A bird-friendly garden is planted in layers. Large evergreens and shade trees form the top layer; understory trees and sizeable shrubs fashion the next level; small shrubs and large ornamental grasses make up the following tier; and perennials and ground covers craft the bottom layer.
Large evergreens and shade trees provide shelter from predators and winter storms and also supply food. Woodpeckers and chickadees dine on the seeds of pine cones. Oak, hickory and walnut trees offer nuts.
The persistent berries of crabapples, hollies and chokeberries satisfy the appetites of cardinals, finches, blue jays and more. Left standing for the winter, native ornamental grasses like switch grass and little bluestem not only add architecture to the winter landscape, they also serve up seeds for feathered friends.

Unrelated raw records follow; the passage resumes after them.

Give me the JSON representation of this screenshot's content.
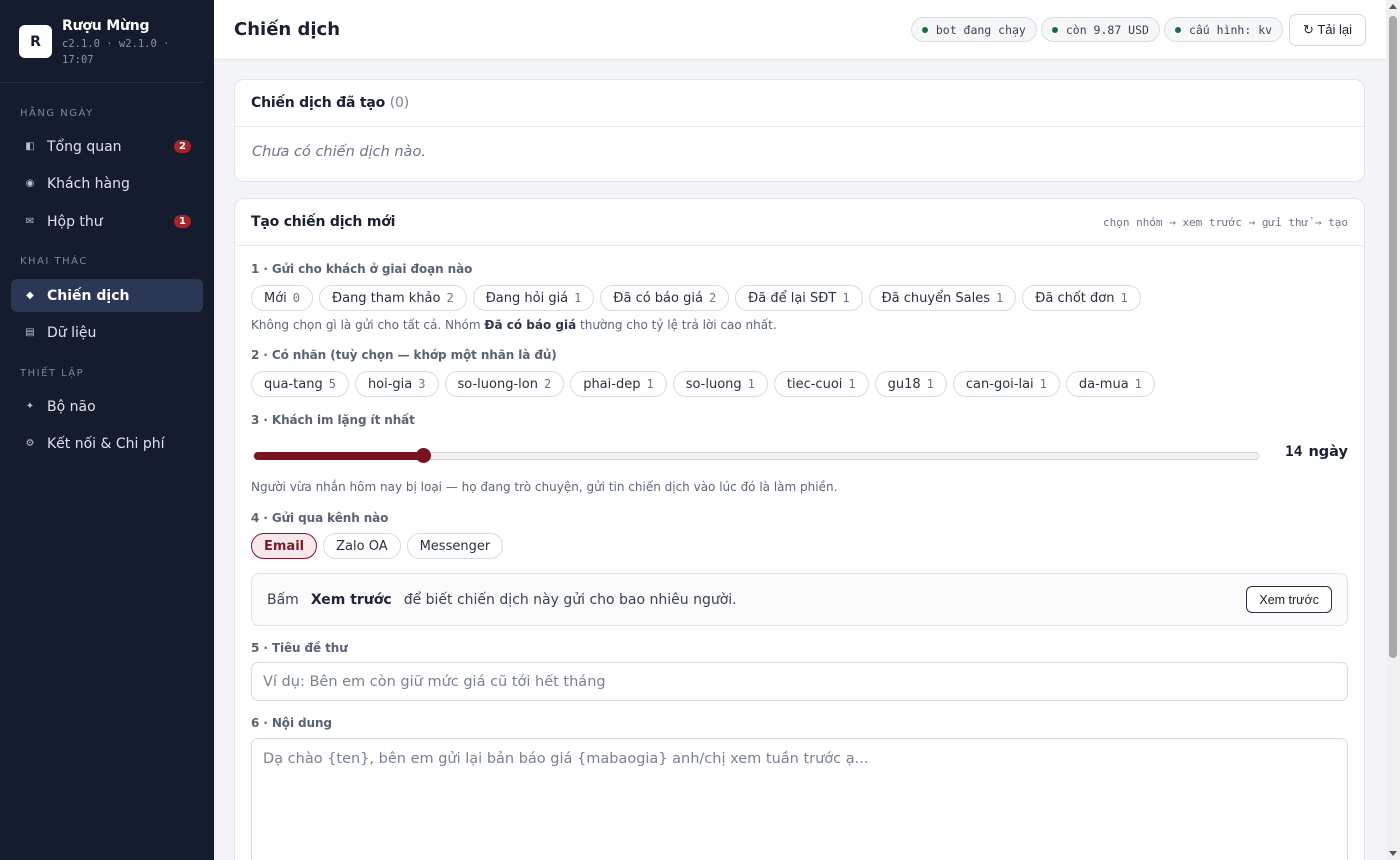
{
  "brand": {
    "logo": "R",
    "name": "Rượu Mừng",
    "version": "c2.1.0 · w2.1.0 · 17:07"
  },
  "nav": {
    "sections": [
      "HẰNG NGÀY",
      "KHAI THÁC",
      "THIẾT LẬP"
    ],
    "items": [
      {
        "label": "Tổng quan",
        "icon": "layout-icon",
        "glyph": "◧",
        "badge": "2"
      },
      {
        "label": "Khách hàng",
        "icon": "target-icon",
        "glyph": "◉",
        "badge": ""
      },
      {
        "label": "Hộp thư",
        "icon": "mail-icon",
        "glyph": "✉",
        "badge": "1"
      },
      {
        "label": "Chiến dịch",
        "icon": "diamond-icon",
        "glyph": "◆",
        "badge": ""
      },
      {
        "label": "Dữ liệu",
        "icon": "list-icon",
        "glyph": "▤",
        "badge": ""
      },
      {
        "label": "Bộ não",
        "icon": "sparkle-icon",
        "glyph": "✦",
        "badge": ""
      },
      {
        "label": "Kết nối & Chi phí",
        "icon": "gear-icon",
        "glyph": "⚙",
        "badge": ""
      }
    ]
  },
  "topbar": {
    "title": "Chiến dịch",
    "status": [
      "bot đang chạy",
      "còn 9.87 USD",
      "cấu hình: kv"
    ],
    "reload_label": "↻ Tải lại"
  },
  "created": {
    "title": "Chiến dịch đã tạo",
    "count": "(0)",
    "empty": "Chưa có chiến dịch nào."
  },
  "create": {
    "title": "Tạo chiến dịch mới",
    "hint": "chọn nhóm → xem trước → gửi thử → tạo",
    "step1": {
      "label": "1 · Gửi cho khách ở giai đoạn nào",
      "stages": [
        {
          "label": "Mới",
          "n": "0"
        },
        {
          "label": "Đang tham khảo",
          "n": "2"
        },
        {
          "label": "Đang hỏi giá",
          "n": "1"
        },
        {
          "label": "Đã có báo giá",
          "n": "2"
        },
        {
          "label": "Đã để lại SĐT",
          "n": "1"
        },
        {
          "label": "Đã chuyển Sales",
          "n": "1"
        },
        {
          "label": "Đã chốt đơn",
          "n": "1"
        }
      ],
      "note_a": "Không chọn gì là gửi cho tất cả. Nhóm ",
      "note_b": "Đã có báo giá",
      "note_c": " thường cho tỷ lệ trả lời cao nhất."
    },
    "step2": {
      "label": "2 · Có nhãn (tuỳ chọn — khớp một nhãn là đủ)",
      "tags": [
        {
          "label": "qua-tang",
          "n": "5"
        },
        {
          "label": "hoi-gia",
          "n": "3"
        },
        {
          "label": "so-luong-lon",
          "n": "2"
        },
        {
          "label": "phai-dep",
          "n": "1"
        },
        {
          "label": "so-luong",
          "n": "1"
        },
        {
          "label": "tiec-cuoi",
          "n": "1"
        },
        {
          "label": "gu18",
          "n": "1"
        },
        {
          "label": "can-goi-lai",
          "n": "1"
        },
        {
          "label": "da-mua",
          "n": "1"
        }
      ]
    },
    "step3": {
      "label": "3 · Khách im lặng ít nhất",
      "value": "14",
      "unit": "ngày",
      "fraction": 0.168,
      "note": "Người vừa nhắn hôm nay bị loại — họ đang trò chuyện, gửi tin chiến dịch vào lúc đó là làm phiền."
    },
    "step4": {
      "label": "4 · Gửi qua kênh nào",
      "channels": [
        "Email",
        "Zalo OA",
        "Messenger"
      ],
      "selected": "Email"
    },
    "preview": {
      "a": "Bấm",
      "b": "Xem trước",
      "c": "để biết chiến dịch này gửi cho bao nhiêu người.",
      "button": "Xem trước"
    },
    "step5": {
      "label": "5 · Tiêu đề thư",
      "placeholder": "Ví dụ: Bên em còn giữ mức giá cũ tới hết tháng"
    },
    "step6": {
      "label": "6 · Nội dung",
      "placeholder": "Dạ chào {ten}, bên em gửi lại bản báo giá {mabaogia} anh/chị xem tuần trước ạ..."
    }
  }
}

Many varieties of perennials produce seeds to nourish birds in winter. Goldfinches and chickadees perch on spent flowers and nibble on seeds; juncos and sparrows prefer to eat seeds that have fallen to the ground. Black-eyed Susan, blazing star, coneflowers, coreopsis, goldenrod, ironweed and Joe-Pye weed are seed-bearing favorites.
Bird feeders supplement cuisine found in the landscape. Place feeders near tree branches or large shrubs to afford birds an escape route from predators. Multiple feeders allow you to attract a variety of birds and prevent overcrowding.

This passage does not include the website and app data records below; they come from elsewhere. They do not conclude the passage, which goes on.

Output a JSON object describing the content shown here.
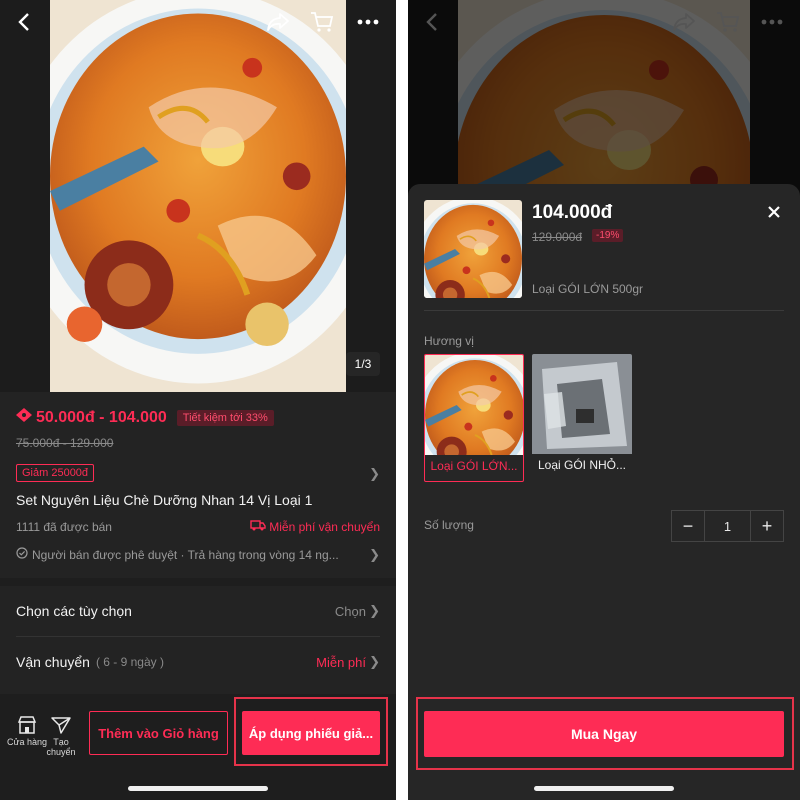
{
  "left": {
    "image_counter": "1/3",
    "price_range": "50.000đ - 104.000",
    "save_badge": "Tiết kiệm tới 33%",
    "old_price_range": "75.000đ - 129.000",
    "coupon": "Giảm 25000đ",
    "product_title": "Set Nguyên Liệu Chè Dưỡng Nhan 14 Vị Loại 1",
    "sold_count": "1111 đã được bán",
    "free_shipping": "Miễn phí vận chuyển",
    "assurance": "Người bán được phê duyệt · Trả hàng trong vòng 14 ng...",
    "options_row": {
      "label": "Chọn các tùy chọn",
      "value": "Chọn"
    },
    "shipping_row": {
      "label": "Vận chuyển",
      "days": "( 6 - 9 ngày )",
      "value": "Miễn phí"
    },
    "bottom": {
      "store_label": "Cửa hàng",
      "share_label": "Tạo chuyển",
      "add_to_cart": "Thêm vào Giỏ hàng",
      "apply_coupon": "Áp dụng phiếu giả..."
    }
  },
  "right": {
    "price": "104.000đ",
    "old_price": "129.000đ",
    "discount": "-19%",
    "variant_selected": "Loại GÓI LỚN 500gr",
    "flavor_label": "Hương vị",
    "options": [
      {
        "label": "Loại GÓI LỚN...",
        "selected": true
      },
      {
        "label": "Loại GÓI NHỎ...",
        "selected": false
      }
    ],
    "quantity_label": "Số lượng",
    "quantity": "1",
    "buy_now": "Mua Ngay"
  },
  "colors": {
    "accent": "#fe2c55",
    "background": "#1e1e1e",
    "highlight_box": "#e5334a"
  },
  "icons": [
    "back-icon",
    "share-icon",
    "cart-icon",
    "more-icon",
    "ticket-icon",
    "truck-icon",
    "check-circle-icon",
    "chevron-right-icon",
    "store-icon",
    "send-icon",
    "close-icon",
    "minus-icon",
    "plus-icon"
  ]
}
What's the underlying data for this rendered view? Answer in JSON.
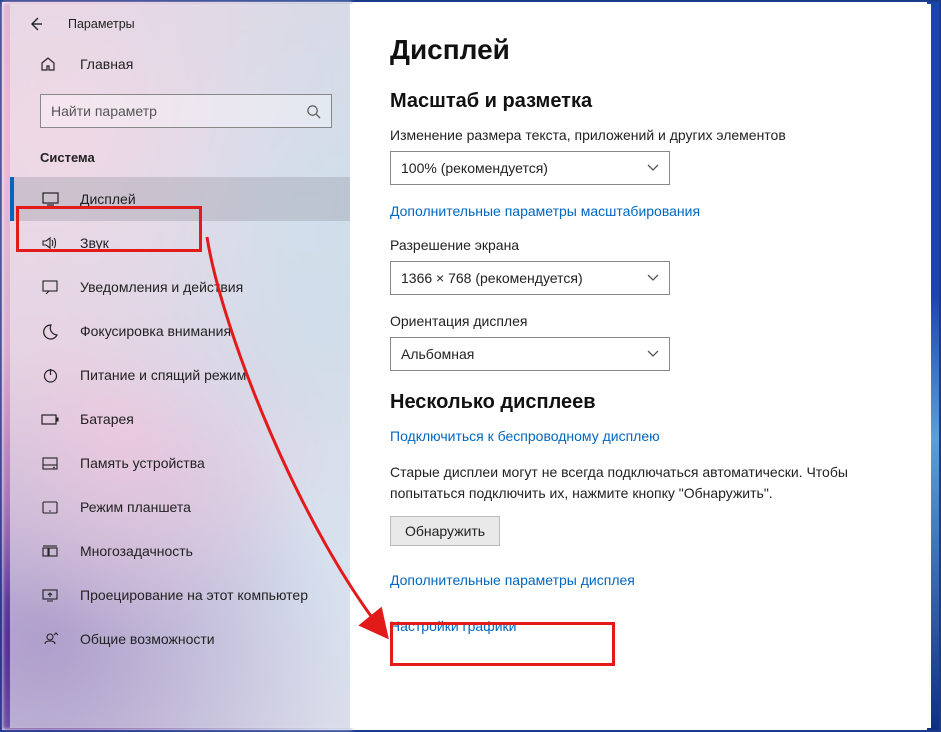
{
  "header": {
    "app_title": "Параметры"
  },
  "sidebar": {
    "home_label": "Главная",
    "search_placeholder": "Найти параметр",
    "section_label": "Система",
    "items": [
      {
        "label": "Дисплей"
      },
      {
        "label": "Звук"
      },
      {
        "label": "Уведомления и действия"
      },
      {
        "label": "Фокусировка внимания"
      },
      {
        "label": "Питание и спящий режим"
      },
      {
        "label": "Батарея"
      },
      {
        "label": "Память устройства"
      },
      {
        "label": "Режим планшета"
      },
      {
        "label": "Многозадачность"
      },
      {
        "label": "Проецирование на этот компьютер"
      },
      {
        "label": "Общие возможности"
      }
    ]
  },
  "content": {
    "page_title": "Дисплей",
    "scale_section": "Масштаб и разметка",
    "scale_label": "Изменение размера текста, приложений и других элементов",
    "scale_value": "100% (рекомендуется)",
    "scale_link": "Дополнительные параметры масштабирования",
    "res_label": "Разрешение экрана",
    "res_value": "1366 × 768 (рекомендуется)",
    "orient_label": "Ориентация дисплея",
    "orient_value": "Альбомная",
    "multi_section": "Несколько дисплеев",
    "wireless_link": "Подключиться к беспроводному дисплею",
    "multi_para": "Старые дисплеи могут не всегда подключаться автоматически. Чтобы попытаться подключить их, нажмите кнопку \"Обнаружить\".",
    "detect_btn": "Обнаружить",
    "adv_link": "Дополнительные параметры дисплея",
    "graphics_link": "Настройки графики"
  }
}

Read labels on packages of seed to determine quality. Check for specific ingredients and the percentages of each. Sunflower and safflower seeds, corn, and peanuts satisfy most songbirds. Finches favor Nyjer seed.
I purchase waste free seed mixes. They are more expensive but, after one spring of unending weeds under my feeders, they are worth every penny.
Suet is an important portion of many avian diets. Suet is concentrated animal fat infused with seeds, nuts or fruit. Purchase suet or make your own – there are countless recipes online. Hang suet feeders at least five feet from the ground. Blue jays, chickadees, woodpeckers and wrens cling to suet feeders as they feed on suet cakes.
Once you begin filling your feeders, keep them filled. It is especially important when natural food sources are exhausted in late winter.
A clean source of water is critical to the survival of birds. They need water to drink and to keep their feathers clean. Clean feathers offer more insulation than dirty ones. The pond in my backyard offers a consistent supply of water for my birds. If you are pondless, buy a deicer for your current birdbath or buy a separate heated birdbath. If neither of these options is possible, put out a shallow dish of fresh water every day.
Show the birds who call your backyard home a little love this winter. Garden with me!